One of the main points of discussion at the Davos meeting were proposals to regulate certain activities of the banking sector, such as those put forward recently by Obama. Bankers are well aware that such proposals leave untouched whole areas of speculative trading and are mainly for public consumption. As one US commentator noted, any proposals for curbing the activities of the banks “have about as much chance of getting through Congress as politicians have of getting into heaven.”
The Davos conference began with a speech by French President Nicholas Sarkozy, who raised the issue of international regulation of the banks. Sarkozy criticised the greed of bankers, expressed agreement with the Obama’s administration’s proposal to ban proprietary trading by commercial banks, and called for a new Bretton Woods system—referring to the international agreements that anchored US economic supremacy at the end of the Second World War. Sarkozy was at pains to stress that his priority was to save capitalism, not bury it.

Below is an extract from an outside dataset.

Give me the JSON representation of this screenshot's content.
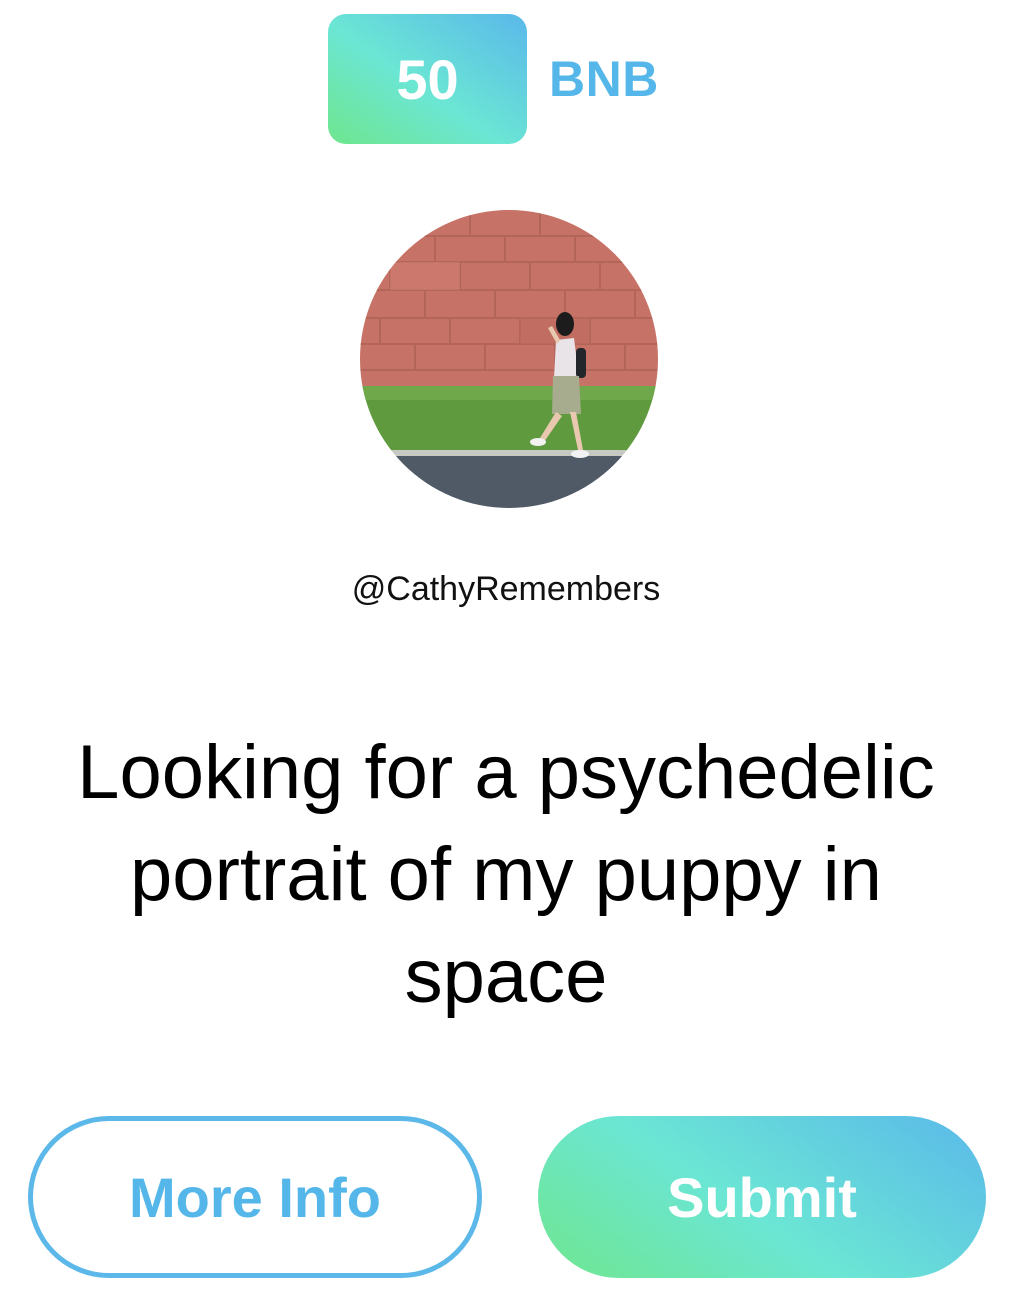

The French president’s bluster is taken with a large grain of salt by financial figures. When asked for his reaction to Sarkozy’s remarks and Obama’s proposals, Jacko Maree, CEO of the US-based Standard Bank, replied that “a lot of those proposals are politically appealing, but practically unlikely to happen.”
The bankers’ offensive at Davos was led by Josef Ackermann, the chief executive of Germany’s biggest bank, Deutsche Bank, and by Peter Sands, CEO of Standard Chartered, one of Britain’s biggest banks.
Ackermann told the audience at a panel discussion that it was time to stop playing “the blame game.” In a barely concealed threat that major banks might further reduce their lending, Ackermann warned, “If you don’t have a strong financial sector to support this recovery … you’re making a huge mistake and you will regret it later on.”
Ackermann’s comments were echoed by Sands. When asked whether he supported measures to break up banks that are currently deemed by governments to be “too big to fail,” Sands responded, “The unambiguous answer is no.”
During the conference, Ackermann took part in a meeting of bank CEOs to discuss a common strategy to repulse any limits on their activities. On Saturday, he and other leading bankers met for confidential discussions with the finance ministers of France and Britain, European Central Bank President Jean-Claude Trichet, and IMF Managing Director Dominique Strauss-Kahn. Also present was US Congressman Barney Frank, who heads the House Financial Services Committee.
While refusing to reveal any details of the talks, Ackermann praised the spirit of cooperation that prevailed, declaring, “There was better dialogue between business leaders, political and regulatory leaders than ever before.”
Two days after the Davos forum, the German Federal Financial Supervisory Authority lifted the ban on short selling in Germany. This particular form of speculation was banned by the German regulatory authority in September 2008 following the outbreak of the international financial crisis.
The level of arrogance displayed by the bankers in Davos is matched only by their contempt for a political caste that is fully subservient to their demands. The private discussions at Davos made clear that any measures drawn up by capitalist governments to regulate banking activities will be little more than window dressing.
The past two years have revealed the enormous political influence and socially destructive role of the banks and major financial institutions. A deepening social catastrophe can be prevented only by the expropriation of the financial oligarchs and conversion of the banks into public utilities, under the democratic control of the working class, as part of the transformation of world economy on socialist foundations.